New FAA rules on commercial drones may shoot Amazon Prime Air out of the sky

16 Feb 2015

Proposed FAA rules could ban drones that operate outside of the operators’ line of sight, which is of no use to services like Amazon’s Prime Air delivery service, and could stymie the technology’s development.

Amazon has stated that it is still committed to its plan to use aerial drones to automate the delivery of goods to people who live within range of its warehouses.

The US e-commerce giant is currently testing delivery drones at an indoor facility in Washington State and has expanded its R&D team in the UK.

Meanwhile countries like Ireland are working to create the regulatory environment to encourage aerial drone companies to practice R&D and Hailo founder Jay Bregman is understood to be locating his drone start-up Verifly in Dublin.

Companies like Amazon are saying the new rules could take two years to implement, which is far too long in the cut and thrust world of digital commerce.

Not only that but they fear that the regulators have failed to take into account new safety technologies like anti-collision avoidance software as well as improved camera systems.

Ultimately, the rub of the issue is the line-of-sight stipulation that could see other countries overtake the US in the US of commercial drone technology.

Proposed FAA rules on drones

The FAA proposal offers safety rules for small unmanned aircraft systems under 55 pounds conducting non-recreational operations.

The rule would limit flights to daylight and visual-line-of-sight operations. It also addresses height restrictions, operator certification, optional use of a visual observer, aircraft registration and marking, and operational limits.

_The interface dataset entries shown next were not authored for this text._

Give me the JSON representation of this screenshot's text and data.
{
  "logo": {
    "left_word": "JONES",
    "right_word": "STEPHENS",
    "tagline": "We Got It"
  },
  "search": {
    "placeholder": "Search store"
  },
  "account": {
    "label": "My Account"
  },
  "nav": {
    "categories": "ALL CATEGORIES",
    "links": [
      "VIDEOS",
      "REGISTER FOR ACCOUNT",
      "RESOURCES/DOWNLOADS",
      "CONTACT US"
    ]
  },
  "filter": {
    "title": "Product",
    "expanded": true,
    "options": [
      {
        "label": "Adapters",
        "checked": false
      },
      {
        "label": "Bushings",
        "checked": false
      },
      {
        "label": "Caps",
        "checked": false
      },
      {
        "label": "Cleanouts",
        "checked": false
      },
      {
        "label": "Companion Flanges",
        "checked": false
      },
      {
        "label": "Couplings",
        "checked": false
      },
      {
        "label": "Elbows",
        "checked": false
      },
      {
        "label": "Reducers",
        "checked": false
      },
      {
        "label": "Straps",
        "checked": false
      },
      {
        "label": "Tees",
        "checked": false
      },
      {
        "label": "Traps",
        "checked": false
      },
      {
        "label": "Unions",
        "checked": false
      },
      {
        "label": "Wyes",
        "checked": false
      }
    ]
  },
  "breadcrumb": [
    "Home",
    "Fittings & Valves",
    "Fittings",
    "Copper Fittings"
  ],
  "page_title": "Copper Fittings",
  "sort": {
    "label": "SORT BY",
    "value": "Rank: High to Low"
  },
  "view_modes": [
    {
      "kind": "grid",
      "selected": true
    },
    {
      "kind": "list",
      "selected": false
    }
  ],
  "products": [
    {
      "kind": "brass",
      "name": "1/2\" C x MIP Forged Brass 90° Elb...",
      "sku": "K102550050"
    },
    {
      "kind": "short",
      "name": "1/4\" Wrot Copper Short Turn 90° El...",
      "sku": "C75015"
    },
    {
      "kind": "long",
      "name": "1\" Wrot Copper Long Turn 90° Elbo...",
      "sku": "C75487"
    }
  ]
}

The proposed rules also include a framework for micro drones under 4.4 pounds.

“Technology is advancing at an unprecedented pace and this milestone allows federal regulations and the use of our national airspace to evolve to safely accommodate innovation,” said Transportation Secretary Anthony Foxx.

The proposed rule would require an operator to maintain visual line of sight of a small UAS. The rule would allow, but not require, an operator to work with a visual observer who would maintain constant visual contact with the aircraft.

“We have tried to be flexible in writing these rules,” said FAA Administrator Michael Huerta. “We want to maintain today’s outstanding level of aviation safety without placing an undue regulatory burden on an emerging industry.” 

Under the proposed rule, the person actually flying a small unmanned aircraft system would be an “operator.” An operator would have to be at least 17 years old, pass an aeronautical knowledge test and obtain an FAA UAS operator certificate. To maintain certification, the operator would have to pass the FAA knowledge tests every 24 months.

Delivery drone image via Shutterstock

John Kennedy is a journalist who served as editor of Silicon Republic for 17 years